He committed himself to writing one up, but was assassinated in November 1963 before he could pass it
Gave blacks key government positions, and improved housing and work opportunities.
The Civil Rights Act
It banned discrimination in education, work and public places. An equal opportunities commission was set up to investigate discrimination
The southern states never enforced these laws, and Civil rights groups noticed. They marched from Selma to Montgomery to highlight the issue. on 7th March 1965, they were stopped at Edmund Petus bridge by state troops with tear gas, clubs and electric cattle prods
Discriminatory state laws became illegal and voter registration tests had to be the same for everyone
2 July 1964 the act was passed by Johnson
A black student who turned down by the University of Mississippi in 1961.
NAACP fought for a federal ruling to admit him and won
He was turned down entry on the first day by uni authorities. 3,000 troops were sent by JFK to stop riots against his administration
Despite harassment, he continued and received his degree. He went on to campaign for civil rights
Voting Rights Act
After the Edmund Petus incident.
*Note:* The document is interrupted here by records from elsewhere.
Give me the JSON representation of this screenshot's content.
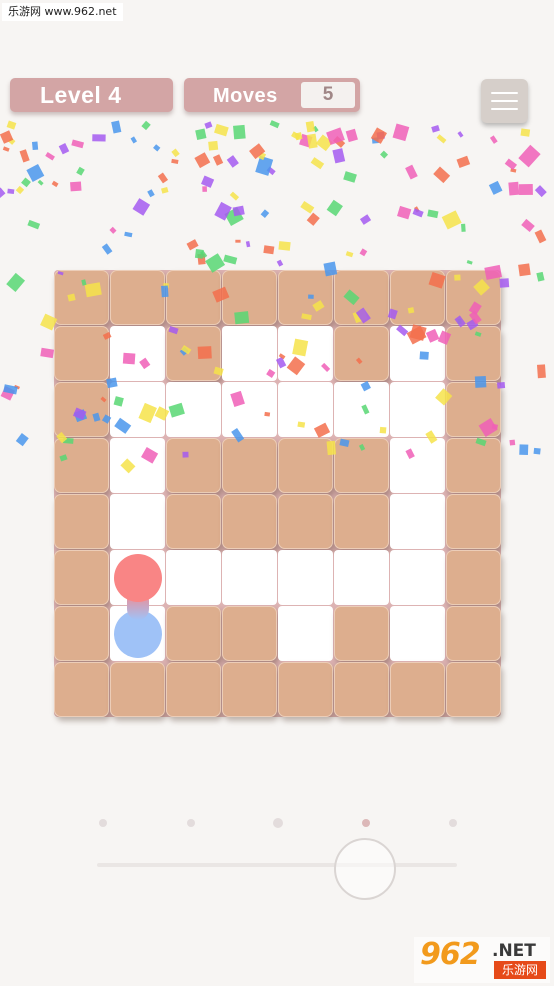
{
  "watermark_top": "乐游网 www.962.net",
  "header": {
    "level_label": "Level 4",
    "moves_label": "Moves",
    "moves_value": "5"
  },
  "board": {
    "rows": 8,
    "cols": 8,
    "grid": [
      "########",
      "#.#..#.#",
      "#......#",
      "#.####.#",
      "#.####.#",
      "#......#",
      "#.##.#.#",
      "########"
    ]
  },
  "balls": [
    {
      "name": "red-ball",
      "color": "#f98585",
      "row": 5,
      "col": 1
    },
    {
      "name": "blue-ball",
      "color": "#9fc2f7",
      "row": 6,
      "col": 1
    }
  ],
  "level_dots": {
    "count": 5,
    "current": 4
  },
  "colors": {
    "wall": "#ddae8e",
    "header_pill": "#d3a5a5",
    "confetti": [
      "#f36e4c",
      "#f6e34a",
      "#58d773",
      "#4a97ec",
      "#a55af0",
      "#f05fb7"
    ]
  },
  "logo": {
    "big": "962",
    "net": ".NET",
    "sub": "乐游网"
  }
}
Johnson forced through the Voting Rights Act on 6th August 1965
It also set up a group of federal invigilators to ensure that blacks were being able to register.
Southern states had so many blacks registering shops and halls had to have temporary registration points set up to meet demand
James Meredith led a march through Mississippi to encourage blacks to register. 3,000 new voters registered that day
He was shot and wounded during the march, however. 250,000 new black voters registered as a result of the march